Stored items
[Start of section]
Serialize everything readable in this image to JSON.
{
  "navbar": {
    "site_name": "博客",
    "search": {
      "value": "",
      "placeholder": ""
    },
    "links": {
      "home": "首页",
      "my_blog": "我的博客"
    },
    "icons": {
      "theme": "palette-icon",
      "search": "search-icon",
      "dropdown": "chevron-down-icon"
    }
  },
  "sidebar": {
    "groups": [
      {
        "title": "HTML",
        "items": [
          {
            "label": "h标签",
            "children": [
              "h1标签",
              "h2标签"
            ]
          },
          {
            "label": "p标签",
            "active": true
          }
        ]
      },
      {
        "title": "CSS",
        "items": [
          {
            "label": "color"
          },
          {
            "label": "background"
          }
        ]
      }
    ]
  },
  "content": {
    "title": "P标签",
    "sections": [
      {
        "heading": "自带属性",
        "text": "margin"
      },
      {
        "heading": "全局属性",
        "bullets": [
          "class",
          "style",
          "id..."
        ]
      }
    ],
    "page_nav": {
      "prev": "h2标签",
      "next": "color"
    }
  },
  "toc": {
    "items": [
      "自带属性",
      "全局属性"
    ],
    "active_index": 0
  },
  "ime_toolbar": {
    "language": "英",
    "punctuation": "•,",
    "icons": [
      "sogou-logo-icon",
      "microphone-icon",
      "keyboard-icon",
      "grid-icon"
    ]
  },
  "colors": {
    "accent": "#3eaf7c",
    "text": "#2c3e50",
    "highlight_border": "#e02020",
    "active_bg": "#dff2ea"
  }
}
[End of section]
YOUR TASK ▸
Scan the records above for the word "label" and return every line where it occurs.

RESPONSE TO THE TASK ▸
            "label": "h标签",
            "label": "p标签",
            "label": "color"
            "label": "background"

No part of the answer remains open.